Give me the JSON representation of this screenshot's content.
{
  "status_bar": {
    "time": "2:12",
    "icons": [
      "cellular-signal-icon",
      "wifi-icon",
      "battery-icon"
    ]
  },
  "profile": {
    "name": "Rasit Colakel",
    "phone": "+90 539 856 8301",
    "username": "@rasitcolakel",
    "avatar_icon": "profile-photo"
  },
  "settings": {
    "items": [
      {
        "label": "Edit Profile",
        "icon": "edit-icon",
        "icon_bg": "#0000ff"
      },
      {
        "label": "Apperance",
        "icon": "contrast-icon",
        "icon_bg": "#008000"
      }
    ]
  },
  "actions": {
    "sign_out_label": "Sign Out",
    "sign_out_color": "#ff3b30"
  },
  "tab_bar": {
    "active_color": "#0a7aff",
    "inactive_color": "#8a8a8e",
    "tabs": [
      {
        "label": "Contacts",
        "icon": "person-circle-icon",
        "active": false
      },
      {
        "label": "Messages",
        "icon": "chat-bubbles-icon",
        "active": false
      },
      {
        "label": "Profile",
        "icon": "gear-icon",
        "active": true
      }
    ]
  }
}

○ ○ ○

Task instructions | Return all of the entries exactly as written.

Worked solution |
Give me the JSON representation of this screenshot's content.
{
  "status_bar": {
    "time": "2:12",
    "icons": [
      "cellular-signal-icon",
      "wifi-icon",
      "battery-icon"
    ]
  },
  "profile": {
    "name": "Rasit Colakel",
    "phone": "+90 539 856 8301",
    "username": "@rasitcolakel",
    "avatar_icon": "profile-photo"
  },
  "settings": {
    "items": [
      {
        "label": "Edit Profile",
        "icon": "edit-icon",
        "icon_bg": "#0000ff"
      },
      {
        "label": "Apperance",
        "icon": "contrast-icon",
        "icon_bg": "#008000"
      }
    ]
  },
  "actions": {
    "sign_out_label": "Sign Out",
    "sign_out_color": "#ff3b30"
  },
  "tab_bar": {
    "active_color": "#0a7aff",
    "inactive_color": "#8a8a8e",
    "tabs": [
      {
        "label": "Contacts",
        "icon": "person-circle-icon",
        "active": false
      },
      {
        "label": "Messages",
        "icon": "chat-bubbles-icon",
        "active": false
      },
      {
        "label": "Profile",
        "icon": "gear-icon",
        "active": true
      }
    ]
  }
}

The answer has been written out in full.